I've encountered this problem twice this year. In February, for three weeks, the inlet air temperature suddenly rose to 35C, which took a week of emails and communication to resolve.
Finally, it returned to its normal temperature of 22C. But now, after two weeks, it has risen again to 33C. Either the A/C in the server room is turned off or malfunctioning, or my server is receiving hot air from another device. Is anyone else in the LA location facing the same problem?


When we were a customer there, we faced some problems in the past. The router temperatures were extremely high, and I think they only placed a large fan in front of our rack to resolve the issue. In my opinion, the building is not suitable for a data center.

Although the company was generally good, we had to switch to another provider after experiencing several outages. You may want to consider their new data center, which could be better since it's located in a newer building.


Typically, colocation providers will only guarantee the air temperature in the cold aisle of the data center. Inside the cabinets is the customer's responsibility, which can become complicated, especially when using shared cabinets. If the temperature inside the cabinet is too high while the rest of the facility is well-maintained, it usually means one of several things:
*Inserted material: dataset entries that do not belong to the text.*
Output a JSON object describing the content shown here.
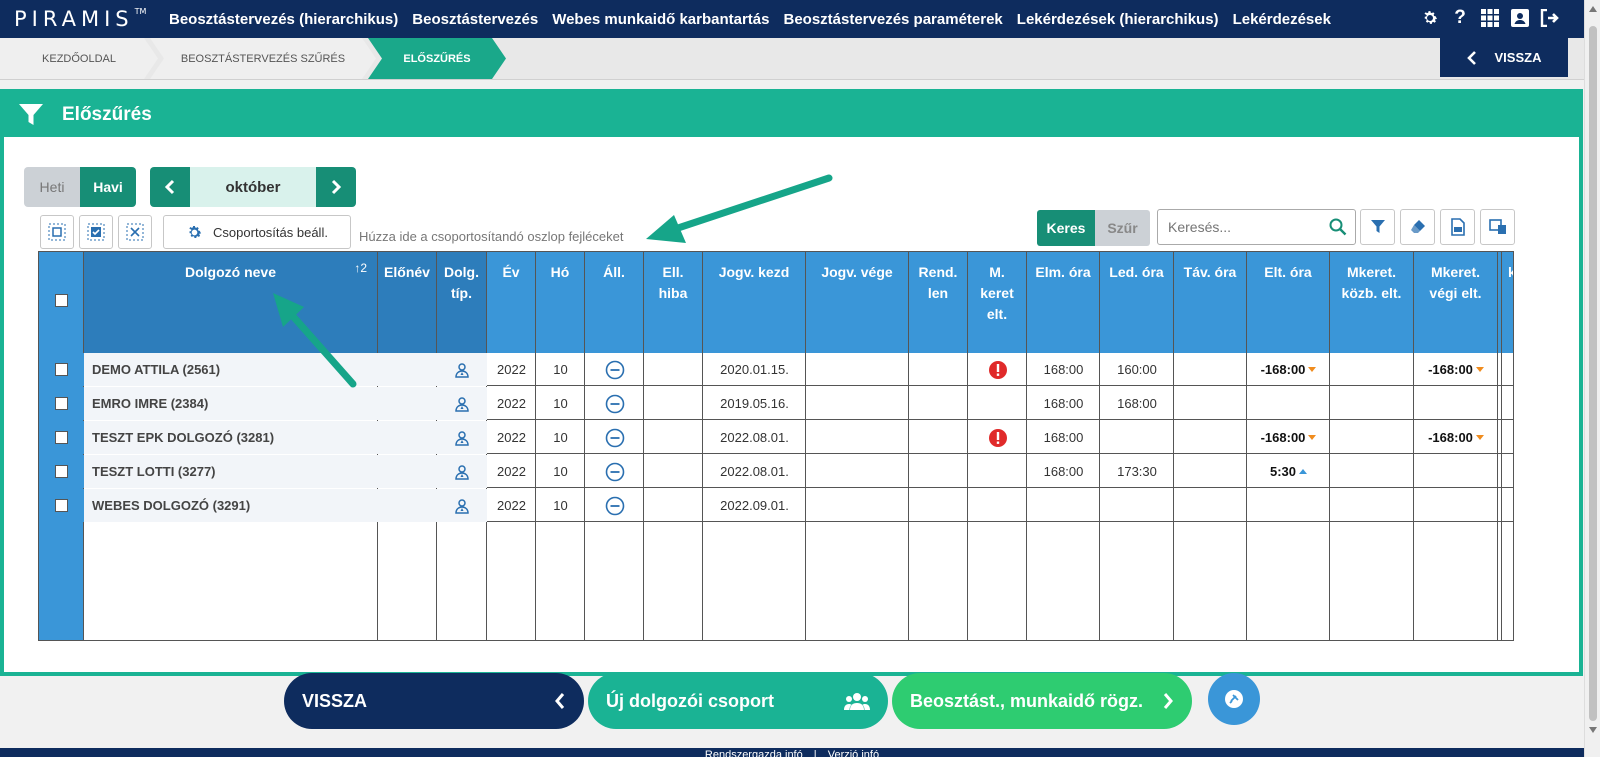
{
  "app": {
    "logo": "PIRAMIS",
    "trademark": "TM",
    "menu": [
      "Beosztástervezés (hierarchikus)",
      "Beosztástervezés",
      "Webes munkaidő karbantartás",
      "Beosztástervezés paraméterek",
      "Lekérdezések (hierarchikus)",
      "Lekérdezések"
    ],
    "icons": [
      "gear-icon",
      "help-icon",
      "grid-apps-icon",
      "user-card-icon",
      "logout-icon"
    ]
  },
  "breadcrumb": [
    "KEZDŐOLDAL",
    "BEOSZTÁSTERVEZÉS SZŰRÉS",
    "ELŐSZŰRÉS"
  ],
  "back_top": "VISSZA",
  "panel": {
    "title": "Előszűrés"
  },
  "view_toggle": {
    "heti": "Heti",
    "havi": "Havi",
    "selected": "Havi"
  },
  "month": "október",
  "toolbar": {
    "group_button": "Csoportosítás beáll.",
    "drop_hint": "Húzza ide a csoportosítandó oszlop fejléceket",
    "keres": "Keres",
    "szur": "Szűr",
    "search_placeholder": "Keresés..."
  },
  "grid": {
    "sort_indicator": "↑2",
    "columns": [
      "Dolgozó neve",
      "Előnév",
      "Dolg. típ.",
      "Év",
      "Hó",
      "Áll.",
      "Ell. hiba",
      "Jogv. kezd",
      "Jogv. vége",
      "Rend. len",
      "M. keret elt.",
      "Elm. óra",
      "Led. óra",
      "Táv. óra",
      "Elt. óra",
      "Mkeret. közb. elt.",
      "Mkeret. végi elt.",
      "k"
    ],
    "rows": [
      {
        "name": "DEMO ATTILA (2561)",
        "ev": "2022",
        "ho": "10",
        "jogv_kezd": "2020.01.15.",
        "mkeret_err": true,
        "elm": "168:00",
        "led": "160:00",
        "elt": "-168:00",
        "elt_dir": "down",
        "mveg": "-168:00",
        "mveg_dir": "down"
      },
      {
        "name": "EMRO IMRE (2384)",
        "ev": "2022",
        "ho": "10",
        "jogv_kezd": "2019.05.16.",
        "mkeret_err": false,
        "elm": "168:00",
        "led": "168:00",
        "elt": "",
        "elt_dir": "",
        "mveg": "",
        "mveg_dir": ""
      },
      {
        "name": "TESZT EPK DOLGOZÓ (3281)",
        "ev": "2022",
        "ho": "10",
        "jogv_kezd": "2022.08.01.",
        "mkeret_err": true,
        "elm": "168:00",
        "led": "",
        "elt": "-168:00",
        "elt_dir": "down",
        "mveg": "-168:00",
        "mveg_dir": "down"
      },
      {
        "name": "TESZT LOTTI (3277)",
        "ev": "2022",
        "ho": "10",
        "jogv_kezd": "2022.08.01.",
        "mkeret_err": false,
        "elm": "168:00",
        "led": "173:30",
        "elt": "5:30",
        "elt_dir": "up",
        "mveg": "",
        "mveg_dir": ""
      },
      {
        "name": "WEBES DOLGOZÓ (3291)",
        "ev": "2022",
        "ho": "10",
        "jogv_kezd": "2022.09.01.",
        "mkeret_err": false,
        "elm": "",
        "led": "",
        "elt": "",
        "elt_dir": "",
        "mveg": "",
        "mveg_dir": ""
      }
    ]
  },
  "bottom": {
    "back": "VISSZA",
    "new_group": "Új dolgozói csoport",
    "record": "Beosztást., munkaidő rögz."
  },
  "footer": {
    "left": "Rendszergazda infó",
    "sep": "|",
    "right": "Verzió infó"
  },
  "colors": {
    "navy": "#0e2c5e",
    "teal": "#1ab394",
    "blue": "#3a96d8",
    "green": "#2ecc71",
    "error": "#e02a2a",
    "orange": "#f08c1e"
  }
}
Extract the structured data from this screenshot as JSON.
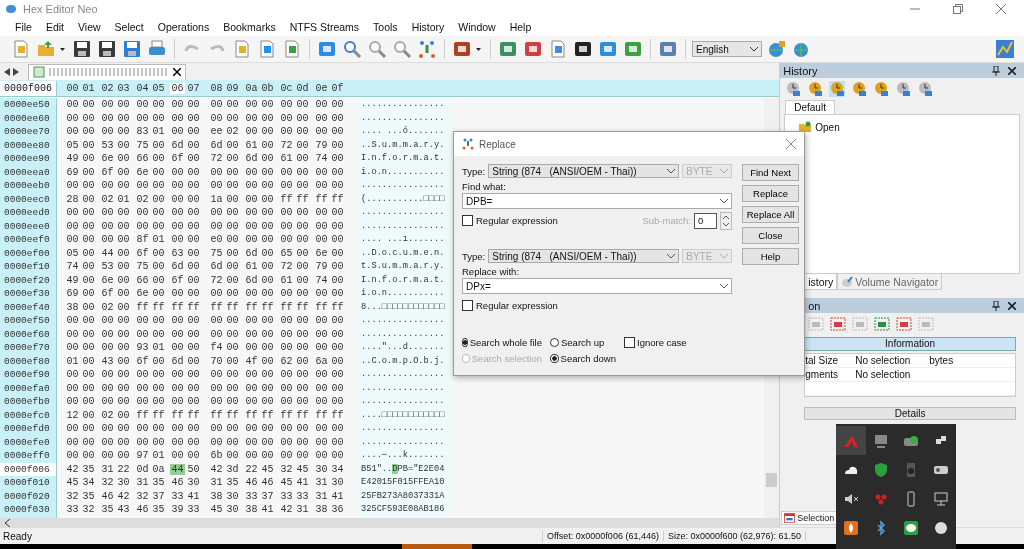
{
  "window": {
    "title": "Hex Editor Neo"
  },
  "menu": [
    "File",
    "Edit",
    "View",
    "Select",
    "Operations",
    "Bookmarks",
    "NTFS Streams",
    "Tools",
    "History",
    "Window",
    "Help"
  ],
  "toolbar": {
    "language": "English"
  },
  "editor": {
    "offset_header": "0000f006",
    "columns": [
      {
        "label": "00",
        "selected": false
      },
      {
        "label": "01",
        "selected": false
      },
      {
        "label": "02",
        "selected": false
      },
      {
        "label": "03",
        "selected": false
      },
      {
        "label": "04",
        "selected": false
      },
      {
        "label": "05",
        "selected": false
      },
      {
        "label": "06",
        "selected": true
      },
      {
        "label": "07",
        "selected": false
      },
      {
        "label": "08",
        "selected": false
      },
      {
        "label": "09",
        "selected": false
      },
      {
        "label": "0a",
        "selected": false
      },
      {
        "label": "0b",
        "selected": false
      },
      {
        "label": "0c",
        "selected": false
      },
      {
        "label": "0d",
        "selected": false
      },
      {
        "label": "0e",
        "selected": false
      },
      {
        "label": "0f",
        "selected": false
      }
    ],
    "rows": [
      {
        "offset": "0000ee50",
        "current": false,
        "hex": "00 00 00 00 00 00 00 00 00 00 00 00 00 00 00 00",
        "ascii": "................"
      },
      {
        "offset": "0000ee60",
        "current": false,
        "hex": "00 00 00 00 00 00 00 00 00 00 00 00 00 00 00 00",
        "ascii": "................"
      },
      {
        "offset": "0000ee70",
        "current": false,
        "hex": "00 00 00 00 83 01 00 00 ee 02 00 00 00 00 00 00",
        "ascii": ".... ...ó......."
      },
      {
        "offset": "0000ee80",
        "current": false,
        "hex": "05 00 53 00 75 00 6d 00 6d 00 61 00 72 00 79 00",
        "ascii": "..S.u.m.m.a.r.y."
      },
      {
        "offset": "0000ee90",
        "current": false,
        "hex": "49 00 6e 00 66 00 6f 00 72 00 6d 00 61 00 74 00",
        "ascii": "I.n.f.o.r.m.a.t."
      },
      {
        "offset": "0000eea0",
        "current": false,
        "hex": "69 00 6f 00 6e 00 00 00 00 00 00 00 00 00 00 00",
        "ascii": "i.o.n..........."
      },
      {
        "offset": "0000eeb0",
        "current": false,
        "hex": "00 00 00 00 00 00 00 00 00 00 00 00 00 00 00 00",
        "ascii": "................"
      },
      {
        "offset": "0000eec0",
        "current": false,
        "hex": "28 00 02 01 02 00 00 00 1a 00 00 00 ff ff ff ff",
        "ascii": "(...........□□□□"
      },
      {
        "offset": "0000eed0",
        "current": false,
        "hex": "00 00 00 00 00 00 00 00 00 00 00 00 00 00 00 00",
        "ascii": "................"
      },
      {
        "offset": "0000eee0",
        "current": false,
        "hex": "00 00 00 00 00 00 00 00 00 00 00 00 00 00 00 00",
        "ascii": "................"
      },
      {
        "offset": "0000eef0",
        "current": false,
        "hex": "00 00 00 00 8f 01 00 00 e0 00 00 00 00 00 00 00",
        "ascii": ".... ...ı......."
      },
      {
        "offset": "0000ef00",
        "current": false,
        "hex": "05 00 44 00 6f 00 63 00 75 00 6d 00 65 00 6e 00",
        "ascii": "..D.o.c.u.m.e.n."
      },
      {
        "offset": "0000ef10",
        "current": false,
        "hex": "74 00 53 00 75 00 6d 00 6d 00 61 00 72 00 79 00",
        "ascii": "t.S.u.m.m.a.r.y."
      },
      {
        "offset": "0000ef20",
        "current": false,
        "hex": "49 00 6e 00 66 00 6f 00 72 00 6d 00 61 00 74 00",
        "ascii": "I.n.f.o.r.m.a.t."
      },
      {
        "offset": "0000ef30",
        "current": false,
        "hex": "69 00 6f 00 6e 00 00 00 00 00 00 00 00 00 00 00",
        "ascii": "i.o.n..........."
      },
      {
        "offset": "0000ef40",
        "current": false,
        "hex": "38 00 02 00 ff ff ff ff ff ff ff ff ff ff ff ff",
        "ascii": "8...□□□□□□□□□□□□"
      },
      {
        "offset": "0000ef50",
        "current": false,
        "hex": "00 00 00 00 00 00 00 00 00 00 00 00 00 00 00 00",
        "ascii": "................"
      },
      {
        "offset": "0000ef60",
        "current": false,
        "hex": "00 00 00 00 00 00 00 00 00 00 00 00 00 00 00 00",
        "ascii": "................"
      },
      {
        "offset": "0000ef70",
        "current": false,
        "hex": "00 00 00 00 93 01 00 00 f4 00 00 00 00 00 00 00",
        "ascii": "....\"...d......."
      },
      {
        "offset": "0000ef80",
        "current": false,
        "hex": "01 00 43 00 6f 00 6d 00 70 00 4f 00 62 00 6a 00",
        "ascii": "..C.o.m.p.O.b.j."
      },
      {
        "offset": "0000ef90",
        "current": false,
        "hex": "00 00 00 00 00 00 00 00 00 00 00 00 00 00 00 00",
        "ascii": "................"
      },
      {
        "offset": "0000efa0",
        "current": false,
        "hex": "00 00 00 00 00 00 00 00 00 00 00 00 00 00 00 00",
        "ascii": "................"
      },
      {
        "offset": "0000efb0",
        "current": false,
        "hex": "00 00 00 00 00 00 00 00 00 00 00 00 00 00 00 00",
        "ascii": "................"
      },
      {
        "offset": "0000efc0",
        "current": false,
        "hex": "12 00 02 00 ff ff ff ff ff ff ff ff ff ff ff ff",
        "ascii": "....□□□□□□□□□□□□"
      },
      {
        "offset": "0000efd0",
        "current": false,
        "hex": "00 00 00 00 00 00 00 00 00 00 00 00 00 00 00 00",
        "ascii": "................"
      },
      {
        "offset": "0000efe0",
        "current": false,
        "hex": "00 00 00 00 00 00 00 00 00 00 00 00 00 00 00 00",
        "ascii": "................"
      },
      {
        "offset": "0000eff0",
        "current": false,
        "hex": "00 00 00 00 97 01 00 00 6b 00 00 00 00 00 00 00",
        "ascii": "....—...k......."
      },
      {
        "offset": "0000f006",
        "current": true,
        "hex_parts": [
          {
            "text": "42 35 31 22 0d 0a",
            "selected": false
          },
          {
            "text": "44",
            "selected": true
          },
          {
            "text": "50 42 3d 22 45 32 45 30 34",
            "selected": false
          }
        ],
        "ascii_parts": [
          {
            "text": "B51\"..",
            "selected": false
          },
          {
            "text": "D",
            "selected": true
          },
          {
            "text": "PB=\"E2E04",
            "selected": false
          }
        ]
      },
      {
        "offset": "0000f010",
        "current": false,
        "hex": "45 34 32 30 31 35 46 30 31 35 46 46 45 41 31 30",
        "ascii": "E42015F015FFEA10"
      },
      {
        "offset": "0000f020",
        "current": false,
        "hex": "32 35 46 42 32 37 33 41 38 30 33 37 33 33 31 41",
        "ascii": "25FB273A8037331A"
      },
      {
        "offset": "0000f030",
        "current": false,
        "hex": "33 32 35 43 46 35 39 33 45 30 38 41 42 31 38 36",
        "ascii": "325CF593E08AB186"
      }
    ]
  },
  "history_panel": {
    "title": "History",
    "tab": "Default",
    "items": [
      "Open"
    ],
    "bottom_tabs": [
      {
        "label": "istory",
        "selected": true
      },
      {
        "label": "Volume Navigator",
        "selected": false
      }
    ]
  },
  "selection_panel": {
    "title": "on",
    "info_header": "Information",
    "info_rows": [
      [
        "tal Size",
        "No selection",
        "bytes"
      ],
      [
        "gments",
        "No selection"
      ]
    ],
    "details": "Details",
    "tab": "Selection"
  },
  "dialog": {
    "title": "Replace",
    "find": {
      "type_label": "Type:",
      "type": "String (874   (ANSI/OEM - Thai))",
      "unit": "BYTE",
      "label": "Find what:",
      "value": "DPB=",
      "regex": {
        "label": "Regular expression",
        "checked": false
      },
      "submatch": {
        "label": "Sub-match:",
        "value": "0"
      }
    },
    "replace": {
      "type_label": "Type:",
      "type": "String (874   (ANSI/OEM - Thai))",
      "unit": "BYTE",
      "label": "Replace with:",
      "value": "DPx=",
      "regex": {
        "label": "Regular expression",
        "checked": false
      }
    },
    "scope": [
      {
        "label": "Search whole file",
        "selected": true,
        "disabled": false
      },
      {
        "label": "Search selection",
        "selected": false,
        "disabled": true
      }
    ],
    "direction": [
      {
        "label": "Search up",
        "selected": false
      },
      {
        "label": "Search down",
        "selected": true
      }
    ],
    "ignore_case": {
      "label": "Ignore case",
      "checked": false
    },
    "buttons": [
      "Find Next",
      "Replace",
      "Replace All",
      "Close",
      "Help"
    ]
  },
  "status_bar": [
    "Ready",
    "Offset: 0x0000f006 (61,446)",
    "Size: 0x0000f600 (62,976): 61.50"
  ]
}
1. The cabinet setup is not properly organized, with gear blocking the airflow in the rear, or incorrect installation by customers, allowing hot air to escape into the cold aisle.
2. The physical design of the cabinet is problematic, such as running servers inside cabinets with plexiglass or solid rear doors when there are limited chimney exhaust systems.
3. The cabinet's electrical capacity is oversold, with more power sold to a cabinet without considering the limitations of airflow through the door perforations.
4. Lack of proper airflow management inside the cabinet, such as strip brushes to stop in-cabinet recirculation, and blanking panels in open rack units.
5. Someone is obstructing the cabinet's airflow, by placing objects in front of or behind the cabinet.

Based on the information provided, it seems like this is a shared cabinet, and not enough effort is being put into monitoring what's happening inside it. The best way to confirm this is to visit the site directly during an event or request pictures or video call.


QuadraNet is a web hosting and cluster management solutions provider based in the USA, established in 2001. They are PCI compliant, and their website is available in English and Chinese.

Their hosting solutions include dedicated servers, cloud hosting, and collocation services. Cloud hosting plans are scalable and provide up to 1000GB of bandwidth. They also offer Linux and Windows OS options and users can easily manage their servers with a customizable interface that includes built-in management tools.

Dedicated servers come in various configurations, such as single-socket servers, dual-socket servers, or dual Xeon E5-2620v4 servers, all with redundant UPSs and ATSs. They offer 10TB data traffic, DDoS protection, 100 Mbps port speed, and are easy to upgrade.

QuadraNet offers regular pricing, but unfortunately, they do not provide a money-back guarantee. They promise 100% uptime and 99.999% network uptime backed by SLAs, and crediting accounts in any event of server downtime.

The company is located in Tarzan, California (USA), with a full-service data center in the LA Telecom Center building since 2004, and host servers in other US locations. Customers can contact technical support through multiple channels, including phone, email, live chat, and contact form, and QuadraNet is active on social media platforms.

They have their own control panel, but customers can opt for cPanel or DirectAdmin at an additional setup fee. Overall, QuadraNet provides high-quality servers running on corporate hardware, making them a reliable and trusted hosting provider.